While I miss my patient and friend, Henri, I am as well comforted by how much of him still persists in his paintings and writings; in his friendships and connections; and in his gentle affection that touched me, and so many others.

Henri van Bentun at Rapa Nui (Easter Island), February 2000


You're invited to view "Remembering Henri van Bentum", a new landing page featuring several existing, and legacy van Bentum projects.


Remembering Henri van Bentum: words from the August 13th memorial gathering, by Grace Van den Brink - Past President, The Union Club of B.C.

Grace Van den Brink

For those of you that don't know me, I'm Grace Van den Brink, and I came to know Henri and Natasha both as fellow Union Club members and snooker players.

First of all, I would like to offer my continued condolences to Natasha, to family and Henri's wide, wide circle of friends, fellow artists and thinkers as we gather on his birthdate of August 13.

Henri was a talented man and he lived such a long and interesting life.
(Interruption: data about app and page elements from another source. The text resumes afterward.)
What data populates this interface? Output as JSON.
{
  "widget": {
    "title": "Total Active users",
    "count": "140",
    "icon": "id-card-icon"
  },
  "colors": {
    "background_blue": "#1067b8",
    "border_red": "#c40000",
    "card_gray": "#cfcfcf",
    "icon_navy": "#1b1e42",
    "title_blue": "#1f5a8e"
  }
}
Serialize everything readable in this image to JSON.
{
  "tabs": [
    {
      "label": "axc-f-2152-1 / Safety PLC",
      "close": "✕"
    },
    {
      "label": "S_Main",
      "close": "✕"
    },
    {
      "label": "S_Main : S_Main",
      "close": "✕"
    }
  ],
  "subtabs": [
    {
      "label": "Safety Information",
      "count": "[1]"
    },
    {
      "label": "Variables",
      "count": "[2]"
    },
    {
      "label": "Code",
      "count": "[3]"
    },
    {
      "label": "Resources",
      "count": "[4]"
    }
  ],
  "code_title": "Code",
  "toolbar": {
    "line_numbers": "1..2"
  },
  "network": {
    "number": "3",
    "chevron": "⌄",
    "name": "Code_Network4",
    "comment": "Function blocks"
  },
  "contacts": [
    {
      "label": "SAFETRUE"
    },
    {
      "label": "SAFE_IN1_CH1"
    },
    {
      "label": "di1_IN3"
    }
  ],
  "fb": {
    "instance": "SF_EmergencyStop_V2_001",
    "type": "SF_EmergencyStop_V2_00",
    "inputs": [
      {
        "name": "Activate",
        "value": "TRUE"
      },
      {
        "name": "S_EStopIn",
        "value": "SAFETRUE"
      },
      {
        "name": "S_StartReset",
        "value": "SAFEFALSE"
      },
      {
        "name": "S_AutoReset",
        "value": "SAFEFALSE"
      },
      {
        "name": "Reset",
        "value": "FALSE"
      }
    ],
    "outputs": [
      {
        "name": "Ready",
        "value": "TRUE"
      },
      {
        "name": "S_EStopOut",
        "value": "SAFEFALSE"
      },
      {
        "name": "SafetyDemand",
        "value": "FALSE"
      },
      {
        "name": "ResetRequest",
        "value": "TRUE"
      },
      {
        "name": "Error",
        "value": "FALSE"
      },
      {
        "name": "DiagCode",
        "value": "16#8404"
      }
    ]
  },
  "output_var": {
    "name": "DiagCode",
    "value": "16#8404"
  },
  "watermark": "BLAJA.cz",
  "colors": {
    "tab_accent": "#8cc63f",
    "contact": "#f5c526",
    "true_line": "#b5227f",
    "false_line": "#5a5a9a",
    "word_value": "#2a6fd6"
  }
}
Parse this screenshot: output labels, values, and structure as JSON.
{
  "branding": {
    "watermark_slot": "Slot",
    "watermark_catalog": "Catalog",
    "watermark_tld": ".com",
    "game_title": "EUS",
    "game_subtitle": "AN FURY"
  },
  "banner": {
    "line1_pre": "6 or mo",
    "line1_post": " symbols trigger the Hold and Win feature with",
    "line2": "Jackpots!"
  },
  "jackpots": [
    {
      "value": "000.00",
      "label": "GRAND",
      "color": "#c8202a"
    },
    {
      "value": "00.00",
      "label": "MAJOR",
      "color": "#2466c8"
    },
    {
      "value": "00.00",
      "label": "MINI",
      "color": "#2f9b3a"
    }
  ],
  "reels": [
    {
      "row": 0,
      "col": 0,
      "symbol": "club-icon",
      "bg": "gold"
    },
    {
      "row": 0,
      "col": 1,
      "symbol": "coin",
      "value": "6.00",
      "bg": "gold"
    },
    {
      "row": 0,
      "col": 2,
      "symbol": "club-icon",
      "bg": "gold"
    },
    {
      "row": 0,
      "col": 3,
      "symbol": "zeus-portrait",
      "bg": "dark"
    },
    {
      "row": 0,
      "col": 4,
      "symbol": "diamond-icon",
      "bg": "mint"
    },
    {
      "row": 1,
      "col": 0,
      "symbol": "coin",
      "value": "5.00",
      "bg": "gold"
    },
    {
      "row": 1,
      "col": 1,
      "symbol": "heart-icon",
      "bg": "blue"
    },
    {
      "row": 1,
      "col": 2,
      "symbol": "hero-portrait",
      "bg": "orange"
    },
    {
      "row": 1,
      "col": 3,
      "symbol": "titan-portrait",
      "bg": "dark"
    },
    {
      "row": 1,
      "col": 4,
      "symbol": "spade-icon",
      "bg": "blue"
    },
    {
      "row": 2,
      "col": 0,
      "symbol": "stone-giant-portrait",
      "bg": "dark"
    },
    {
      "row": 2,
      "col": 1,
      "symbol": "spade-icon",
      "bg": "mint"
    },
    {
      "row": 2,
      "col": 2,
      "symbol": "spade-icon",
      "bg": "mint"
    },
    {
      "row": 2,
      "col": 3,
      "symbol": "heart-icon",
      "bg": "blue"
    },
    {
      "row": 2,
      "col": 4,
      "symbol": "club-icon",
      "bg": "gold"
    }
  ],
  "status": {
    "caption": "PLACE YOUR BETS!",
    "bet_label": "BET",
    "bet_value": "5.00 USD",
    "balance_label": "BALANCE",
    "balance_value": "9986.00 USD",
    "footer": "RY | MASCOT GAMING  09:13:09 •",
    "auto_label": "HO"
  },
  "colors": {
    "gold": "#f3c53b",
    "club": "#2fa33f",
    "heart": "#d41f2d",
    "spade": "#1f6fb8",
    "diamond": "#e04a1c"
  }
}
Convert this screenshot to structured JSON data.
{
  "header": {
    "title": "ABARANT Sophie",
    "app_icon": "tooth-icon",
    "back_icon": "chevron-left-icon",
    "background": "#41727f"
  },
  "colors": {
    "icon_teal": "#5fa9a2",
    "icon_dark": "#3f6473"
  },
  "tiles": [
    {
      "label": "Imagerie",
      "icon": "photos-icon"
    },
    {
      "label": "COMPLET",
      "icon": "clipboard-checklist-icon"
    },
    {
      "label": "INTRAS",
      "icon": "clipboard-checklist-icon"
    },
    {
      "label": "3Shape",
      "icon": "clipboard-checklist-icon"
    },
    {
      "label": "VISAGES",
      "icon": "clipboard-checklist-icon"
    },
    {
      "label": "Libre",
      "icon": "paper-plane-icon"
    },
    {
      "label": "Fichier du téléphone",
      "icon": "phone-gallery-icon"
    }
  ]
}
Few of us will ever achieve some of all he accomplished.

In his obituary Henri was described as "valiant, steadfast, compassionate". I would like to add the word: Gentleman. No matter what, he never failed, at the very least, to give a wave or a nod or share a few words when our paths crossed in the Club. His and Natasha's support during my presidency here at the Club was always welcome and I felt he was my talisman whenever I would see him.

I first met Henri in the Billiards Room when I started to learn how to play snooker. I must say that his stance and shooting style, appeared to my uninitiated eyes, to be somewhat unusual. And yet, he played the game and played it well with enthusiasm, good humour and sportsmanship. 

In 2015, Henri played in the spring snooker tournament here at the Club. As you can imagine, there is a bit of a tale behind his win. 

For many weeks before the tournament, Henri and Natasha were cat-sitting in Arizona for P.J. Heyliger, one of Henri’s former students and illustrator of his children’s books. Surprisingly, there was not a billiards table to be found within 50 miles – something that Henri and Natasha missed as they would play 4 to 5 times a week here at the Club.

They flew home on January 16 and the tournament was scheduled for the next day. Now, Natasha said they were flabbergasted when Henri won. Not only had he not practised in almost six weeks, but he was getting over a long day of travelling and was on his feet for seven hours – all this while 85 years young.

Henri van Bentum with trophy

Henri’s impact went beyond the Billiards Room. Shortly after becoming a member in 2005, his “From Landscape to Innerscape” retrospective exhibition covering 45 years was featured at the Club, and the Club appreciated his donating his children’s books a few years later.

Henri, you are missed and yet your spirit, creativity, teachings live on as does your love for Natasha. Thank you.

Grace Van den Brink, Past President, The Union Club of British Columbia

You are invited to visit  "Remembering Henri van Bentum", a new landing page

featuring several existing, and legacy projects.